BRI – Science & Emerging Technology of 2D Atomic Layer Materials and Devices
Project Sponsored by the Air Force Office of Scientific Research (AFOSR)
Due to the success of graphene research, the idea of engineering two-dimensional (2D), atomically thin layers of non-graphene materials has become compelling. Several recent reports have indicated excellent potential for their use in electronic and optical device platforms. The ability to quantum engineer electronic states in the ultimately thin single-atomic-layer limit is expected to lead to novel device concepts and integration.
The availability of stable atomic layers with various compositions and electronic structures enables one to stack these layers and produce new van der Waals (vdW) structures with unexplored properties. Some of these materials are known to be direct-gap semiconductors, ideally suited for light generation and detection. Ultra-wide wavelength tunability, from the terahertz to the ultraviolet, is expected, utilizing their composition-dependent bandgaps. The bandgap of artificially-layered structures can be further tuned via quantum confinement just by changing the number of atomic layers of the optically active material with the desired bulk bandgap. The bandgap engineering in such artificial structures and architectures with desired and tailored properties requires atomic-precision methods for synthesis and characterization. Here, we bring together a multidisciplinary team of scientists and engineers with combined expertise in the synthesis, device development, and fundamental physics to create new scientific discoveries and device platforms that go beyond the promise of graphene. This will be an international, interdisciplinary collaborative effort involving investigators from USA, Spain and Japan and collaborators from the DoD labs.

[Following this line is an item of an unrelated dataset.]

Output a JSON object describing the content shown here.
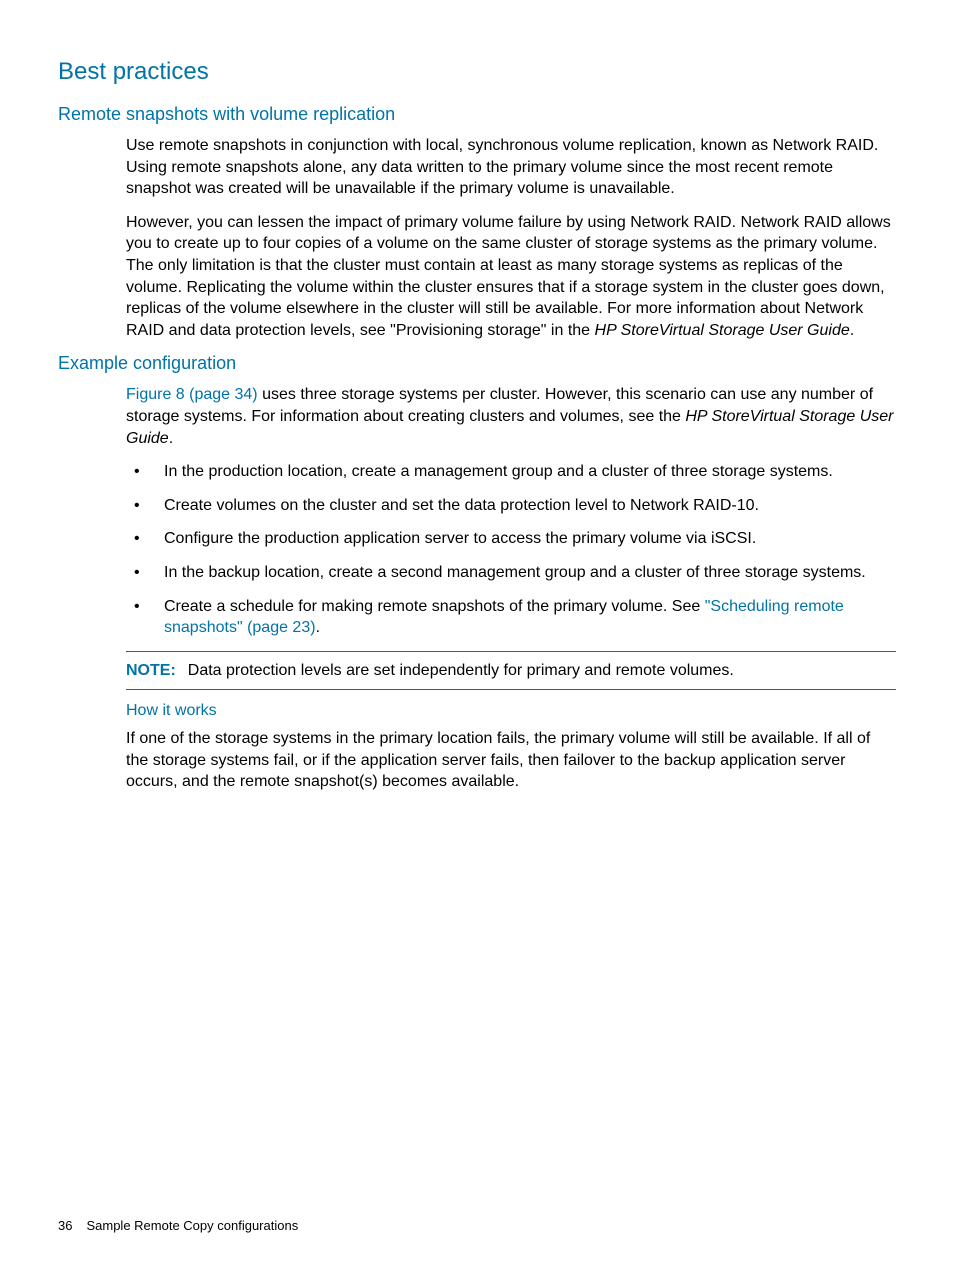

Recent reports show that this new and emerging area of 2D materials and devices beyond graphene and the ensuing interdisciplinary activities will be in perfect synergy with the already well-established graphene science and will impact different fields of science, and engineering in the next decade. Our team will work at the leading edge of this area and create fundamental discoveries that will lay the foundation in this field. We will focus on three major areas which are critical to the development of this field namely, the scalable synthesis of pristine and hybrid 2D materials with controlled atomic layer thicknesses and their characterization, exploration of new and novel physical phenomena that includes electronic, optical and magnetic properties, and the development of two-dimensional device platforms that incorporates multi-component atomic layers that range in electronic characteristics from metals to semiconductors to insulators.